Safe Streets is Doing its Job
The Daily Times
When it comes to reducing crime and making the streets safer, the "it takes a village" concept can be applied to the advantage of everyone -- except those committing criminal acts. Wicomico County's Safe Streets initiative, as developed in the areas of law enforcement and criminal justice, is part intelligence operation and part collaboration. Modeled after a similar program in Annapolis (which is in turn patterned after Baltimore's successful Violence Prevention Initiative), Safe Streets has accomplished something that has been talked about for years --open communication and cooperation among law enforcement agencies, the State's Attorney's Office, and parole and probation departments.
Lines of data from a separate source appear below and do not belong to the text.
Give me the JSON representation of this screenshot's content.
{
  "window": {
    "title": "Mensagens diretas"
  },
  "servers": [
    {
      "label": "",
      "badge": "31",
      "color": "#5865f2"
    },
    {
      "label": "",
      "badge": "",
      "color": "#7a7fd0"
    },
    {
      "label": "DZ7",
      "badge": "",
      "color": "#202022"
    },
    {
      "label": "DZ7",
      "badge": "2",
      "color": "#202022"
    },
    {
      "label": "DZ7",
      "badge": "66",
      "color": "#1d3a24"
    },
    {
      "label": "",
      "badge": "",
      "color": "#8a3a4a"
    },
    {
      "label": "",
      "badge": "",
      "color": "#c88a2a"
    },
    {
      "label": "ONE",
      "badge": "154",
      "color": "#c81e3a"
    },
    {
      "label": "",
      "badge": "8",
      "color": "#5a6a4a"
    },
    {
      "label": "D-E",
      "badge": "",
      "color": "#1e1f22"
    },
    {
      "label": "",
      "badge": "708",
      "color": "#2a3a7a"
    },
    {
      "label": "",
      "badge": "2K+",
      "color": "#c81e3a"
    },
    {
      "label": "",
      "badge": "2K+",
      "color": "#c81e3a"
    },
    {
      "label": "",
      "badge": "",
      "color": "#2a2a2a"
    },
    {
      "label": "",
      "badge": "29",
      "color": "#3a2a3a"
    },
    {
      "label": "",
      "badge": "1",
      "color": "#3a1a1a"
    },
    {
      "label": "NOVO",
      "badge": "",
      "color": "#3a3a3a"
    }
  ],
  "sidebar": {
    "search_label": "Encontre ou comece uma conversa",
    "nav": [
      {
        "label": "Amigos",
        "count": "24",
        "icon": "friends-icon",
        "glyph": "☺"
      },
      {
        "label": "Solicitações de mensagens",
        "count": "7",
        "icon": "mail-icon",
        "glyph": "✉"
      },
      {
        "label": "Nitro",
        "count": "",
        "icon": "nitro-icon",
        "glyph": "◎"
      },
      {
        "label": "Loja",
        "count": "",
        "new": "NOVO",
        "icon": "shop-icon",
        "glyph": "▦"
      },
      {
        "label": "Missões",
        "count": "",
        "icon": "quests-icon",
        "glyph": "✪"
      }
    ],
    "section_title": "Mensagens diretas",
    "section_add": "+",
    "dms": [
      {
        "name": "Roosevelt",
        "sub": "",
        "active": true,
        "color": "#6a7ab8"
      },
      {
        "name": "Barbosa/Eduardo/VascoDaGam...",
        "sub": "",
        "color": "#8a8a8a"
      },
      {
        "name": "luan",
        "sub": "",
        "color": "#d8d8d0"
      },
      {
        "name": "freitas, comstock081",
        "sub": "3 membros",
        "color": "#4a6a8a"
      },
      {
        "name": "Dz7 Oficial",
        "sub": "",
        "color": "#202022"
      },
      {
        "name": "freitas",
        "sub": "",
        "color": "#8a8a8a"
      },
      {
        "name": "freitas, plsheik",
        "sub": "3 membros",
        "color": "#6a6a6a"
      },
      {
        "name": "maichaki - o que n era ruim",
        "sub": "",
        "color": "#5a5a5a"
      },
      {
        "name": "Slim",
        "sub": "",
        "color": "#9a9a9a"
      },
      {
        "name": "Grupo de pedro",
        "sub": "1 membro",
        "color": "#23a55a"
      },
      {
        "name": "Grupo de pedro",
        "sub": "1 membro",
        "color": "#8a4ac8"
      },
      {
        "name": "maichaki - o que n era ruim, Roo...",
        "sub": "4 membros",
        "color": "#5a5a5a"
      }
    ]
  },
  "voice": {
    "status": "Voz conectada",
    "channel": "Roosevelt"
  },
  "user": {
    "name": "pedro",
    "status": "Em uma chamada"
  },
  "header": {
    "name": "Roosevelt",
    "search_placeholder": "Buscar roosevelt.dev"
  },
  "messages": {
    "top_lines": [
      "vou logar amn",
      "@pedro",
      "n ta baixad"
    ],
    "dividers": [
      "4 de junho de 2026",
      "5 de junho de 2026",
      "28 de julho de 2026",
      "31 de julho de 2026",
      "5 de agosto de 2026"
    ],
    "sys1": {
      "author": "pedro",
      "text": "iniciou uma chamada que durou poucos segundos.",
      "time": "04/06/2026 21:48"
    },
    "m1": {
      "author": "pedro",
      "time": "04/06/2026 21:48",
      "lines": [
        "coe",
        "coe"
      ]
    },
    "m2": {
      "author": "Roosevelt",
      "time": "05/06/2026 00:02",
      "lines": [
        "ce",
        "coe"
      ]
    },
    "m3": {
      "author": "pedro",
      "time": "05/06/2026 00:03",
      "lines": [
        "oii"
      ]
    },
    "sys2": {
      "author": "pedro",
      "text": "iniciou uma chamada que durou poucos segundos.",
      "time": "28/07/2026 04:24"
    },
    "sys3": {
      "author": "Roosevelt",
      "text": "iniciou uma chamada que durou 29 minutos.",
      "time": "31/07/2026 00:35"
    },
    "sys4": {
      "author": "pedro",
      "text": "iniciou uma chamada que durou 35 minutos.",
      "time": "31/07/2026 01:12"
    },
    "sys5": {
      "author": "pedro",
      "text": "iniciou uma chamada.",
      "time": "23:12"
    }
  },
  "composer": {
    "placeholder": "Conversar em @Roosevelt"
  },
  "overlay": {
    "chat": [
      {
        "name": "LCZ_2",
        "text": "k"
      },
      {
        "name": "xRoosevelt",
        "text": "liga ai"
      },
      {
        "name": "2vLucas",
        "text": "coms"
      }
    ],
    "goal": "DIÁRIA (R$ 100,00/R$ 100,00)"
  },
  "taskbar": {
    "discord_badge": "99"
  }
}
Central to the initiative is a Top 25 Prosecution List, which identifies the most dangerous violent and repeat offenders. The list is developed collaboratively through monthly meetings that include representatives from the State's Attorney's Office, police agencies, agencies that track known criminals (especially suspected gang members, even if they have not yet been arrested), and the U.S. Attorney's Office.
Those on the list are tracked and flagged. The arrest of an individual on the list triggers alerts so everyone in the system who will have a hand in the detention, prosecution, incarceration and tracking is aware of the case and status. This allows for a focused effort to prosecute to the fullest extent of the law --maximum bails, longest sentences and automatic notification of probation and parole officers upon release. More serious offenders may be referred to the U.S. Attorney's Office, where those arrested may be subjected to harsher consequences.
With virtually everyone involved in law enforcement, criminal justice, the penal system and parole and probation agencies in the loop, these most dangerous criminals are more likely to remain off our streets for a longer period of time. When these criminals are free, their activities are more closely monitored and tracked than they were prior to the January launch of Safe Streets.
In the initiative's first three months, 12 of the 25 individuals listed on the list have been arrested and met with maximum penalties and bail amounts; of those, seven were referred to the U.S. Attorney's Office.
Safe Streets has had an impressive beginning, displaying for us the value of cooperation and offering hope that our city may soon witness a renewed sense of security among its residents and visitors.